Last Sunday the park was a study in contrasts! In the vicinity of Speedway Meadow it was such a happening place: people elbow to elbow on JFK Drive, picnic blankets end to end in the meadows, standing room only on the hillsides, music and marijuana in the air. But at the music concourse an entirely different scene: no crowds, no music, just the sound of tinkling fountains, a few people strolling, some entering the museums in twos and threes.
This contrast is like a time warp. The music concourse is such a product of the nineteenth century . . . originally it was the Court of Honor of the Midwinter Fair of 1894 . . . the Spreckels Temple of Music was dedicated in 1900 as a venue for a different kind of concert, designed for a small, decorous audience. Whereas the Hardly, Strictly Bluegrass Festival owes much to the 60s and 70s, when record-breaking crowds converged on the park for musical happenings, love-ins and anti-war protests.
Today the park accommodates these very different scenes simultaneously, without one impacting the other. But it’s worth noting that is was actually designed for the former, while it merely accommodates the latter.

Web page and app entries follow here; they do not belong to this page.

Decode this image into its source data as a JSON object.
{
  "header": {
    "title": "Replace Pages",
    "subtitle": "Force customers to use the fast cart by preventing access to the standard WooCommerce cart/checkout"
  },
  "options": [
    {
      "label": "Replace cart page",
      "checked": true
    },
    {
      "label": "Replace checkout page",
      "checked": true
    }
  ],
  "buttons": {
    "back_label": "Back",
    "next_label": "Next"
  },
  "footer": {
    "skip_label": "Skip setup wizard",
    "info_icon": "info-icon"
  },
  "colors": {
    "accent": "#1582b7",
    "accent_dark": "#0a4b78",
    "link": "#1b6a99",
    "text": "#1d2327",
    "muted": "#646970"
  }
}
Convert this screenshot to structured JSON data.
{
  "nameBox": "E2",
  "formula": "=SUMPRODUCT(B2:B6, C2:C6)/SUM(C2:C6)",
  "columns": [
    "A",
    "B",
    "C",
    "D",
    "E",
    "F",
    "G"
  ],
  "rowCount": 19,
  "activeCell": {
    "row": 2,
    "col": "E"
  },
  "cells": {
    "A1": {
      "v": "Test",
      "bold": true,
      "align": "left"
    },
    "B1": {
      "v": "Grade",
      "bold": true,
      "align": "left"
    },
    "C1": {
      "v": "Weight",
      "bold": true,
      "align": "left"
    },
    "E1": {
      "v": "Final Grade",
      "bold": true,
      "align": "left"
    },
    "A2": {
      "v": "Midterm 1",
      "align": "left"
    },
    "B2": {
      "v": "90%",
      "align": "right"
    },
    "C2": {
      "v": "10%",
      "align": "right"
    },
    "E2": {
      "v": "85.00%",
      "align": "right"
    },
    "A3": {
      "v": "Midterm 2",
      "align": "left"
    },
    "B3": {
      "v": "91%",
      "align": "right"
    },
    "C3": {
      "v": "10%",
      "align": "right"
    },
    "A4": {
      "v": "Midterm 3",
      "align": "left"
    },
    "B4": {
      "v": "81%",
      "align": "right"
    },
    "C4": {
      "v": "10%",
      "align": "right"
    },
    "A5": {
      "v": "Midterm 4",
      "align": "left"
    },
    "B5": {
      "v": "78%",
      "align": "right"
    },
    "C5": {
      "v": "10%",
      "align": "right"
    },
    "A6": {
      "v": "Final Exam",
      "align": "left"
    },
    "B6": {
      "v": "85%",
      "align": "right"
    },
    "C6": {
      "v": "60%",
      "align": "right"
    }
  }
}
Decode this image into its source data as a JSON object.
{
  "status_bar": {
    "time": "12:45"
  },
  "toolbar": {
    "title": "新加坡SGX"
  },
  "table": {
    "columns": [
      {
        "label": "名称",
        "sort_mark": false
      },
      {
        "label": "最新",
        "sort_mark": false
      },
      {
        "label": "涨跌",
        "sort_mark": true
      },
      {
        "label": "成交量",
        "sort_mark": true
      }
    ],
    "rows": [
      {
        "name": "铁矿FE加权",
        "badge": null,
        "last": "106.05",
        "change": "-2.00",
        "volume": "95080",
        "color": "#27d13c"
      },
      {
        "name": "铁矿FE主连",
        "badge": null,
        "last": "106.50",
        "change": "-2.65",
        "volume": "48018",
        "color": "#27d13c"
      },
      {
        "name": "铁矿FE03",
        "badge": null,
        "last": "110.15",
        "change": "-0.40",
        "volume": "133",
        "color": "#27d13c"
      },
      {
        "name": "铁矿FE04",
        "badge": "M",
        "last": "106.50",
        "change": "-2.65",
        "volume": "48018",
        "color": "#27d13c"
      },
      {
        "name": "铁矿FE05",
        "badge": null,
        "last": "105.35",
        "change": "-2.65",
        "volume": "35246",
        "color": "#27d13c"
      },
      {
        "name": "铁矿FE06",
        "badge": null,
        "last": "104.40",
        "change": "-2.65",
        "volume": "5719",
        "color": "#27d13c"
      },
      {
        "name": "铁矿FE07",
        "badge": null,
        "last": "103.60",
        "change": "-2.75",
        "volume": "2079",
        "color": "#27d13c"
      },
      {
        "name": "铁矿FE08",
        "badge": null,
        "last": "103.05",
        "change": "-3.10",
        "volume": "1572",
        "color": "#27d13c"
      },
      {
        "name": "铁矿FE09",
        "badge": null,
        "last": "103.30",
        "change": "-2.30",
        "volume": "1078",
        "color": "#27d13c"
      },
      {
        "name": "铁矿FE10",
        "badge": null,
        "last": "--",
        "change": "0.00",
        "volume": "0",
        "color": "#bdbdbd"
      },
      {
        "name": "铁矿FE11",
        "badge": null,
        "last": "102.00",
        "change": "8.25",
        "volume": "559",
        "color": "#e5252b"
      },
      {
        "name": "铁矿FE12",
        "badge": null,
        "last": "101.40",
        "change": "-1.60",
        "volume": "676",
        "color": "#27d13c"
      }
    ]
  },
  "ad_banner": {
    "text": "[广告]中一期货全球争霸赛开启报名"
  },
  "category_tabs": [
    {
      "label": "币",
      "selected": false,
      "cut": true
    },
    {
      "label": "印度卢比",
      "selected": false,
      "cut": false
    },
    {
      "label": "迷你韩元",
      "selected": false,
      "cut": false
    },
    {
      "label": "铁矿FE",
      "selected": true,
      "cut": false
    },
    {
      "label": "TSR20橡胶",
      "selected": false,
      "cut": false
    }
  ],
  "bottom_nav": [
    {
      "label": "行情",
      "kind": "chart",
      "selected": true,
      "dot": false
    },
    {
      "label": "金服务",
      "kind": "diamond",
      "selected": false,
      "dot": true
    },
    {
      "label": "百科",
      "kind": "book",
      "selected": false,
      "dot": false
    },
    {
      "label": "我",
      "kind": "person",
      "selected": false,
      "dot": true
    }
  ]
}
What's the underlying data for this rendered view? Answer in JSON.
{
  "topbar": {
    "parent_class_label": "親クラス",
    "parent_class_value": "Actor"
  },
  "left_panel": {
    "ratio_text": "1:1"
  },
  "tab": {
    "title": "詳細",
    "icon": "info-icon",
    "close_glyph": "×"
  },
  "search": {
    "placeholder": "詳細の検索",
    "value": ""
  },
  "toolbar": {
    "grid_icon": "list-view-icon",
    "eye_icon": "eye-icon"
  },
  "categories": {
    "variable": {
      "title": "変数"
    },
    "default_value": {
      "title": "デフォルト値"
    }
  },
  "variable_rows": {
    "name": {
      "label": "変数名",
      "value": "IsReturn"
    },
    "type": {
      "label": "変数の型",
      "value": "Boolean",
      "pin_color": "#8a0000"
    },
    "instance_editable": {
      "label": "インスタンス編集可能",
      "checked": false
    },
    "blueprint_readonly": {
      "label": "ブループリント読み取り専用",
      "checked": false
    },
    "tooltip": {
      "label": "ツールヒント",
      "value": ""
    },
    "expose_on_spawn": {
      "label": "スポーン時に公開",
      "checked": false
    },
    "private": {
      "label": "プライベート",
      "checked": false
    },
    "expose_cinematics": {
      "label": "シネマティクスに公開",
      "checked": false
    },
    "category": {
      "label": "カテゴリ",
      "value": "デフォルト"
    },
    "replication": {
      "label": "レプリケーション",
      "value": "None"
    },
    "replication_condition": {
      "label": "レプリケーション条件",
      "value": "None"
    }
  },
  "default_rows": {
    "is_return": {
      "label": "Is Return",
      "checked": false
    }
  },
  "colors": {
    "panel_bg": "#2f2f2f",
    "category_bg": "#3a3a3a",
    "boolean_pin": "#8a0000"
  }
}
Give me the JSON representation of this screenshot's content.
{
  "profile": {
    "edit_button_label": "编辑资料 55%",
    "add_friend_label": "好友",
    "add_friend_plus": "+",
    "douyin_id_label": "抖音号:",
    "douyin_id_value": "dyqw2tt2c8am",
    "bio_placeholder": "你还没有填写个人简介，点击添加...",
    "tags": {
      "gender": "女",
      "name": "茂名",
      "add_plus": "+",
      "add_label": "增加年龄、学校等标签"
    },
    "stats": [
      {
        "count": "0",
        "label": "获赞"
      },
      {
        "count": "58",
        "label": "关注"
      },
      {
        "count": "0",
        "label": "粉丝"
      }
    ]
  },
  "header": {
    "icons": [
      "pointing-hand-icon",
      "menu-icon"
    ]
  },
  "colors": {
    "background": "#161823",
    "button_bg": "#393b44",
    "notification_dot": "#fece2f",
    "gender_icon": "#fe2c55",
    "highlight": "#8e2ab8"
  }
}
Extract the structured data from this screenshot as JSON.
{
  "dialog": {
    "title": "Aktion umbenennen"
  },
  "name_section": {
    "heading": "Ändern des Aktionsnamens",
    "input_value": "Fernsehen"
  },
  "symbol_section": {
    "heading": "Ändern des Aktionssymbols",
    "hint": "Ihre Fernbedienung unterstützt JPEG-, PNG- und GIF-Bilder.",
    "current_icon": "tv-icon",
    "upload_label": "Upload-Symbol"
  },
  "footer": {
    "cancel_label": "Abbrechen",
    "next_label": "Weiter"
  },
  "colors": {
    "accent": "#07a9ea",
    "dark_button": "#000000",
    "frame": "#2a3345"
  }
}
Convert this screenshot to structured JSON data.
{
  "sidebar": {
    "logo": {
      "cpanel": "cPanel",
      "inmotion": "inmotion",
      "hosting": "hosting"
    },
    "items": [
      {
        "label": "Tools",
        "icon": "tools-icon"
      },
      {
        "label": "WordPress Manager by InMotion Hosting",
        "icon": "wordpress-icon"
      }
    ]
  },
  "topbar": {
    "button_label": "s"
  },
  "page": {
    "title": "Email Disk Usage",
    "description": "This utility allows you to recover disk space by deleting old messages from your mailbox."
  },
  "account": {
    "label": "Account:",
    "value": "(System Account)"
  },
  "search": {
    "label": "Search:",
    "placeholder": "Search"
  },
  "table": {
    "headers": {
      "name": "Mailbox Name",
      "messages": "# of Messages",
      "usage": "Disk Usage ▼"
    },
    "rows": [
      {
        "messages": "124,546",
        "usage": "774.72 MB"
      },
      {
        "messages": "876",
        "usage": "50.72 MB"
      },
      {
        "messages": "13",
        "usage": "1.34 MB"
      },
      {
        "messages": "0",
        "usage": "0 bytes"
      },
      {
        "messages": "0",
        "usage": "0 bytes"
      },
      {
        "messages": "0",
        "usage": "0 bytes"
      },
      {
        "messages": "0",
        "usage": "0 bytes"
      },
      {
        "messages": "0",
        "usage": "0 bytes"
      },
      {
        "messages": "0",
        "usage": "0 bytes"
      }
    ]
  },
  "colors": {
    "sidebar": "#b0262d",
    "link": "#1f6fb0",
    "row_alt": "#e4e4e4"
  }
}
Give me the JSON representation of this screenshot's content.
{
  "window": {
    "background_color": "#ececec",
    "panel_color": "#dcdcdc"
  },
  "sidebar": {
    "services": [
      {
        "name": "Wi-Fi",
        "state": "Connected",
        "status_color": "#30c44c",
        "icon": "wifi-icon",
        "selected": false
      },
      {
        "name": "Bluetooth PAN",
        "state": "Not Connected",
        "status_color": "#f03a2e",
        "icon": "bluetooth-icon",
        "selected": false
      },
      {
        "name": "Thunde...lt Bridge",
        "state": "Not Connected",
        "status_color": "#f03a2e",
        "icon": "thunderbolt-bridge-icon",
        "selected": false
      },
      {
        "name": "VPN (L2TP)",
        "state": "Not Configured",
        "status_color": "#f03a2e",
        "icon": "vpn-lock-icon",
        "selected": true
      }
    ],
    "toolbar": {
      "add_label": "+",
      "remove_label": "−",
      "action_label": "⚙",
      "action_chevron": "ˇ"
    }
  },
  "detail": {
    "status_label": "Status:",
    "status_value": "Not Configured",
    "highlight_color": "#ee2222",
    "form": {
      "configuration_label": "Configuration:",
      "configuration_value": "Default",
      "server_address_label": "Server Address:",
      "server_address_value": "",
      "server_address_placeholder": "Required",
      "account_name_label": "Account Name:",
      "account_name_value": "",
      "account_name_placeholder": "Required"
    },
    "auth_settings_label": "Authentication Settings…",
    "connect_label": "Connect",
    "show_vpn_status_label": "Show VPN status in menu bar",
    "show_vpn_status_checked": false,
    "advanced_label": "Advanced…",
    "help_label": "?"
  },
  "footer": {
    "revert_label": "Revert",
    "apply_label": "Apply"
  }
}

This fact was brought home to me on Sunday as I walked along JFK drive and noticed the impromptu moorings of bicycles in the trees and roots along the way!